- _TASK TO CARRY OUT_: Reproduce the data word for word, keeping every line complete.

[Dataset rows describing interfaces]

_ _ _

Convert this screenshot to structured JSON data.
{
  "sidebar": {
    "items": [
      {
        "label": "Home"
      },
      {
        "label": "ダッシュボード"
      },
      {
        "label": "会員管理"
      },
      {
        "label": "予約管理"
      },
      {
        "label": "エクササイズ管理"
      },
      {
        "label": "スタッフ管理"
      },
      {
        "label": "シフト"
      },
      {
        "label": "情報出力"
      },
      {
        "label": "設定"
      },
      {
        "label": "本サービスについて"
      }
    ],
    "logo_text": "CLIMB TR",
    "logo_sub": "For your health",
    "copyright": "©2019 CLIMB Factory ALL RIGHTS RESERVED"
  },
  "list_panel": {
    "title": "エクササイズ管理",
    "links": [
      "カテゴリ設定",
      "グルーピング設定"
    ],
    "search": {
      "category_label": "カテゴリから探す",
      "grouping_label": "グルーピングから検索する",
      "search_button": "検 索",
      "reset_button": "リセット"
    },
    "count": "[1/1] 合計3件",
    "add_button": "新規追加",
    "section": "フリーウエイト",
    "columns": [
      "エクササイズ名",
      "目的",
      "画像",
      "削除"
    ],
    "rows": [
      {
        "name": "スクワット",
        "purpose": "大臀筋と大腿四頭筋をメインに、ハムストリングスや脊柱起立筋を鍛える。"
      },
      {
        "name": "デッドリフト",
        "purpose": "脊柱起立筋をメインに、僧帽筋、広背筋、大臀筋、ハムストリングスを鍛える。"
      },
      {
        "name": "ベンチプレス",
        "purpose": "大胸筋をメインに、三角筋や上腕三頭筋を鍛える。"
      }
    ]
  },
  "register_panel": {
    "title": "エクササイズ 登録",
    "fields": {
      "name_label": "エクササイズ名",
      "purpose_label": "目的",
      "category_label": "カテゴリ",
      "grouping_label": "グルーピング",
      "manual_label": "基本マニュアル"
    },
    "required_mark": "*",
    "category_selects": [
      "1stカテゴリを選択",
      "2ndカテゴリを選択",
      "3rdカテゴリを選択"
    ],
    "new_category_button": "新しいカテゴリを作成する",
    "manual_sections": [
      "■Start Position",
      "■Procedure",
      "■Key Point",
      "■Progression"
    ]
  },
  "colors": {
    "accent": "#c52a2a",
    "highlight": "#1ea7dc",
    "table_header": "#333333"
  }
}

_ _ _

- _WRITTEN RESPONSE_:
Convert this screenshot to structured JSON data.
{
  "sidebar": {
    "items": [
      {
        "label": "Home"
      },
      {
        "label": "ダッシュボード"
      },
      {
        "label": "会員管理"
      },
      {
        "label": "予約管理"
      },
      {
        "label": "エクササイズ管理"
      },
      {
        "label": "スタッフ管理"
      },
      {
        "label": "シフト"
      },
      {
        "label": "情報出力"
      },
      {
        "label": "設定"
      },
      {
        "label": "本サービスについて"
      }
    ],
    "logo_text": "CLIMB TR",
    "logo_sub": "For your health",
    "copyright": "©2019 CLIMB Factory ALL RIGHTS RESERVED"
  },
  "list_panel": {
    "title": "エクササイズ管理",
    "links": [
      "カテゴリ設定",
      "グルーピング設定"
    ],
    "search": {
      "category_label": "カテゴリから探す",
      "grouping_label": "グルーピングから検索する",
      "search_button": "検 索",
      "reset_button": "リセット"
    },
    "count": "[1/1] 合計3件",
    "add_button": "新規追加",
    "section": "フリーウエイト",
    "columns": [
      "エクササイズ名",
      "目的",
      "画像",
      "削除"
    ],
    "rows": [
      {
        "name": "スクワット",
        "purpose": "大臀筋と大腿四頭筋をメインに、ハムストリングスや脊柱起立筋を鍛える。"
      },
      {
        "name": "デッドリフト",
        "purpose": "脊柱起立筋をメインに、僧帽筋、広背筋、大臀筋、ハムストリングスを鍛える。"
      },
      {
        "name": "ベンチプレス",
        "purpose": "大胸筋をメインに、三角筋や上腕三頭筋を鍛える。"
      }
    ]
  },
  "register_panel": {
    "title": "エクササイズ 登録",
    "fields": {
      "name_label": "エクササイズ名",
      "purpose_label": "目的",
      "category_label": "カテゴリ",
      "grouping_label": "グルーピング",
      "manual_label": "基本マニュアル"
    },
    "required_mark": "*",
    "category_selects": [
      "1stカテゴリを選択",
      "2ndカテゴリを選択",
      "3rdカテゴリを選択"
    ],
    "new_category_button": "新しいカテゴリを作成する",
    "manual_sections": [
      "■Start Position",
      "■Procedure",
      "■Key Point",
      "■Progression"
    ]
  },
  "colors": {
    "accent": "#c52a2a",
    "highlight": "#1ea7dc",
    "table_header": "#333333"
  }
}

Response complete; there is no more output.